Rev. Wallace and Les Young were able to share this journey from the perspective of the congregation. They talked about the challenges they had been facing as a small congregation in a large building that was not aging well. They also shared how their experience sponsoring a refugee family alerted them to the difficulty large families have in finding adequate affordable housing. These were strong factors in helping the congregation choose this direction for their future.
Peter Amerongen from Habitat Studios was able to share his perspective as a designer for the project and as a previous member of Right at Home Society’s board. He spoke with passion about the need to plan ahead and do things right the first time; especially as design changes and environmental efficiency goals are far more difficult and more expensive to meet after things are built. He also helped explain (along with Les Young and Rev. Wallace) the fascinating current arrangement that the church now enjoys.
- The congregation retains ownership of the land, with a 52 year lease with the Right at Home Society.
- The Right at Home Society operates as the developer and the landlord; doing all the work of building and looking after both the new church and housing.
- The Mennonite Centre for Newcomers does the work of matching qualified families with housing as it becomes available.
- The church reenters the space as a renter, with significantly reduced operating costs. No roofs to fix. No furnaces to keep going. The grounds are kept and the sidewalks are shoveled by their new landlord.
In that stretch of time when building was underway, the church did get punted around to a few places. But it was amazing to see how content and patient the congregation stayed through all of it; in large part because they knew that God was taking them on this journey and would see them through it.
Rev. Janet Taylor, the new Pastor for the congregation was able to share some of what she was seeing happen. She marveled at the community connection already happening for the new families. Families were getting involved in the community league, the kids were joining local programs, and relationships were beginning to grow with local neighbours.
Today, a new dynamic is settling in the community, and it is pretty fantastic!

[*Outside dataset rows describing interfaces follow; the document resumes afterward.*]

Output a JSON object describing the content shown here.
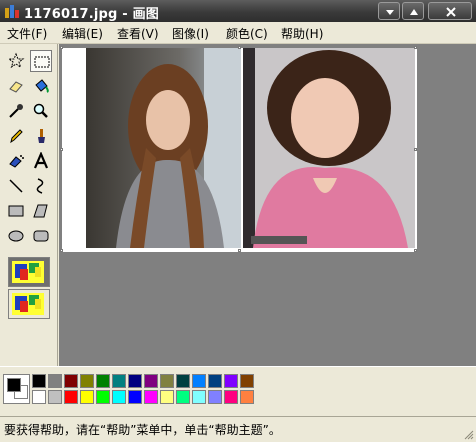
{
  "window": {
    "title": "1176017.jpg - 画图"
  },
  "menu": [
    "文件(F)",
    "编辑(E)",
    "查看(V)",
    "图像(I)",
    "颜色(C)",
    "帮助(H)"
  ],
  "tools": [
    "free-form-select",
    "rectangle-select",
    "eraser",
    "fill-with-color",
    "pick-color",
    "magnifier",
    "pencil",
    "brush",
    "airbrush",
    "text",
    "line",
    "curve",
    "rectangle",
    "polygon",
    "ellipse",
    "rounded-rectangle"
  ],
  "selected_tool": "rectangle-select",
  "colors": {
    "foreground": "#000000",
    "background": "#ffffff",
    "palette_top": [
      "#000000",
      "#808080",
      "#800000",
      "#808000",
      "#008000",
      "#008080",
      "#000080",
      "#800080",
      "#808040",
      "#004040",
      "#0080ff",
      "#004080",
      "#8000ff",
      "#804000"
    ],
    "palette_bottom": [
      "#ffffff",
      "#c0c0c0",
      "#ff0000",
      "#ffff00",
      "#00ff00",
      "#00ffff",
      "#0000ff",
      "#ff00ff",
      "#ffff80",
      "#00ff80",
      "#80ffff",
      "#8080ff",
      "#ff0080",
      "#ff8040"
    ]
  },
  "status": {
    "text": "要获得帮助，请在“帮助”菜单中，单击“帮助主题”。"
  }
}
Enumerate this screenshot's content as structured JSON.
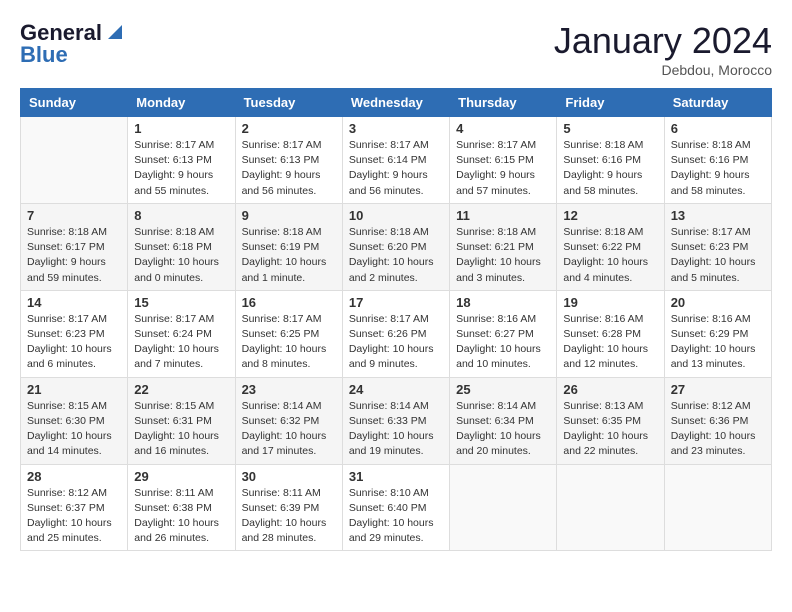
{
  "header": {
    "logo_line1": "General",
    "logo_line2": "Blue",
    "month_year": "January 2024",
    "location": "Debdou, Morocco"
  },
  "days_of_week": [
    "Sunday",
    "Monday",
    "Tuesday",
    "Wednesday",
    "Thursday",
    "Friday",
    "Saturday"
  ],
  "weeks": [
    [
      {
        "day": "",
        "sunrise": "",
        "sunset": "",
        "daylight": ""
      },
      {
        "day": "1",
        "sunrise": "Sunrise: 8:17 AM",
        "sunset": "Sunset: 6:13 PM",
        "daylight": "Daylight: 9 hours and 55 minutes."
      },
      {
        "day": "2",
        "sunrise": "Sunrise: 8:17 AM",
        "sunset": "Sunset: 6:13 PM",
        "daylight": "Daylight: 9 hours and 56 minutes."
      },
      {
        "day": "3",
        "sunrise": "Sunrise: 8:17 AM",
        "sunset": "Sunset: 6:14 PM",
        "daylight": "Daylight: 9 hours and 56 minutes."
      },
      {
        "day": "4",
        "sunrise": "Sunrise: 8:17 AM",
        "sunset": "Sunset: 6:15 PM",
        "daylight": "Daylight: 9 hours and 57 minutes."
      },
      {
        "day": "5",
        "sunrise": "Sunrise: 8:18 AM",
        "sunset": "Sunset: 6:16 PM",
        "daylight": "Daylight: 9 hours and 58 minutes."
      },
      {
        "day": "6",
        "sunrise": "Sunrise: 8:18 AM",
        "sunset": "Sunset: 6:16 PM",
        "daylight": "Daylight: 9 hours and 58 minutes."
      }
    ],
    [
      {
        "day": "7",
        "sunrise": "Sunrise: 8:18 AM",
        "sunset": "Sunset: 6:17 PM",
        "daylight": "Daylight: 9 hours and 59 minutes."
      },
      {
        "day": "8",
        "sunrise": "Sunrise: 8:18 AM",
        "sunset": "Sunset: 6:18 PM",
        "daylight": "Daylight: 10 hours and 0 minutes."
      },
      {
        "day": "9",
        "sunrise": "Sunrise: 8:18 AM",
        "sunset": "Sunset: 6:19 PM",
        "daylight": "Daylight: 10 hours and 1 minute."
      },
      {
        "day": "10",
        "sunrise": "Sunrise: 8:18 AM",
        "sunset": "Sunset: 6:20 PM",
        "daylight": "Daylight: 10 hours and 2 minutes."
      },
      {
        "day": "11",
        "sunrise": "Sunrise: 8:18 AM",
        "sunset": "Sunset: 6:21 PM",
        "daylight": "Daylight: 10 hours and 3 minutes."
      },
      {
        "day": "12",
        "sunrise": "Sunrise: 8:18 AM",
        "sunset": "Sunset: 6:22 PM",
        "daylight": "Daylight: 10 hours and 4 minutes."
      },
      {
        "day": "13",
        "sunrise": "Sunrise: 8:17 AM",
        "sunset": "Sunset: 6:23 PM",
        "daylight": "Daylight: 10 hours and 5 minutes."
      }
    ],
    [
      {
        "day": "14",
        "sunrise": "Sunrise: 8:17 AM",
        "sunset": "Sunset: 6:23 PM",
        "daylight": "Daylight: 10 hours and 6 minutes."
      },
      {
        "day": "15",
        "sunrise": "Sunrise: 8:17 AM",
        "sunset": "Sunset: 6:24 PM",
        "daylight": "Daylight: 10 hours and 7 minutes."
      },
      {
        "day": "16",
        "sunrise": "Sunrise: 8:17 AM",
        "sunset": "Sunset: 6:25 PM",
        "daylight": "Daylight: 10 hours and 8 minutes."
      },
      {
        "day": "17",
        "sunrise": "Sunrise: 8:17 AM",
        "sunset": "Sunset: 6:26 PM",
        "daylight": "Daylight: 10 hours and 9 minutes."
      },
      {
        "day": "18",
        "sunrise": "Sunrise: 8:16 AM",
        "sunset": "Sunset: 6:27 PM",
        "daylight": "Daylight: 10 hours and 10 minutes."
      },
      {
        "day": "19",
        "sunrise": "Sunrise: 8:16 AM",
        "sunset": "Sunset: 6:28 PM",
        "daylight": "Daylight: 10 hours and 12 minutes."
      },
      {
        "day": "20",
        "sunrise": "Sunrise: 8:16 AM",
        "sunset": "Sunset: 6:29 PM",
        "daylight": "Daylight: 10 hours and 13 minutes."
      }
    ],
    [
      {
        "day": "21",
        "sunrise": "Sunrise: 8:15 AM",
        "sunset": "Sunset: 6:30 PM",
        "daylight": "Daylight: 10 hours and 14 minutes."
      },
      {
        "day": "22",
        "sunrise": "Sunrise: 8:15 AM",
        "sunset": "Sunset: 6:31 PM",
        "daylight": "Daylight: 10 hours and 16 minutes."
      },
      {
        "day": "23",
        "sunrise": "Sunrise: 8:14 AM",
        "sunset": "Sunset: 6:32 PM",
        "daylight": "Daylight: 10 hours and 17 minutes."
      },
      {
        "day": "24",
        "sunrise": "Sunrise: 8:14 AM",
        "sunset": "Sunset: 6:33 PM",
        "daylight": "Daylight: 10 hours and 19 minutes."
      },
      {
        "day": "25",
        "sunrise": "Sunrise: 8:14 AM",
        "sunset": "Sunset: 6:34 PM",
        "daylight": "Daylight: 10 hours and 20 minutes."
      },
      {
        "day": "26",
        "sunrise": "Sunrise: 8:13 AM",
        "sunset": "Sunset: 6:35 PM",
        "daylight": "Daylight: 10 hours and 22 minutes."
      },
      {
        "day": "27",
        "sunrise": "Sunrise: 8:12 AM",
        "sunset": "Sunset: 6:36 PM",
        "daylight": "Daylight: 10 hours and 23 minutes."
      }
    ],
    [
      {
        "day": "28",
        "sunrise": "Sunrise: 8:12 AM",
        "sunset": "Sunset: 6:37 PM",
        "daylight": "Daylight: 10 hours and 25 minutes."
      },
      {
        "day": "29",
        "sunrise": "Sunrise: 8:11 AM",
        "sunset": "Sunset: 6:38 PM",
        "daylight": "Daylight: 10 hours and 26 minutes."
      },
      {
        "day": "30",
        "sunrise": "Sunrise: 8:11 AM",
        "sunset": "Sunset: 6:39 PM",
        "daylight": "Daylight: 10 hours and 28 minutes."
      },
      {
        "day": "31",
        "sunrise": "Sunrise: 8:10 AM",
        "sunset": "Sunset: 6:40 PM",
        "daylight": "Daylight: 10 hours and 29 minutes."
      },
      {
        "day": "",
        "sunrise": "",
        "sunset": "",
        "daylight": ""
      },
      {
        "day": "",
        "sunrise": "",
        "sunset": "",
        "daylight": ""
      },
      {
        "day": "",
        "sunrise": "",
        "sunset": "",
        "daylight": ""
      }
    ]
  ]
}
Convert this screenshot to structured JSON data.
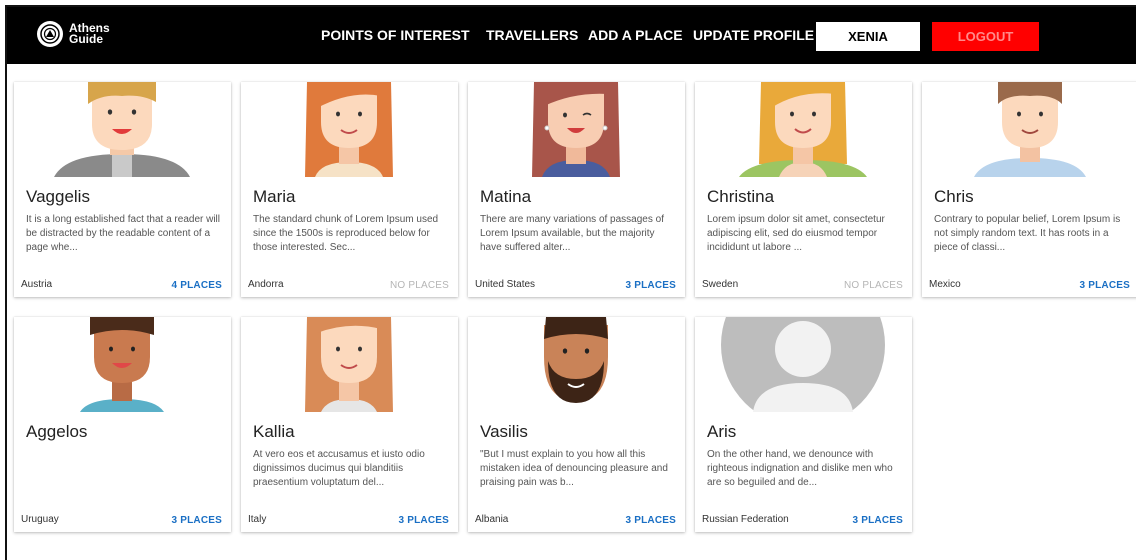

The church has a new home, and is able to move forward with more time and energy for real church work. Sixteen large immigrant families are given beautiful homes in a lovely neighbourhood. The local school is no longer in danger of closing due to the influx of 35 new children (this year alone!), and the local community is excited to see new families already becoming involved in the community league and other neighbourhood programs. The wins just keep coming for everyone!
New homes for sixteen large families in the westmount neighbourhood.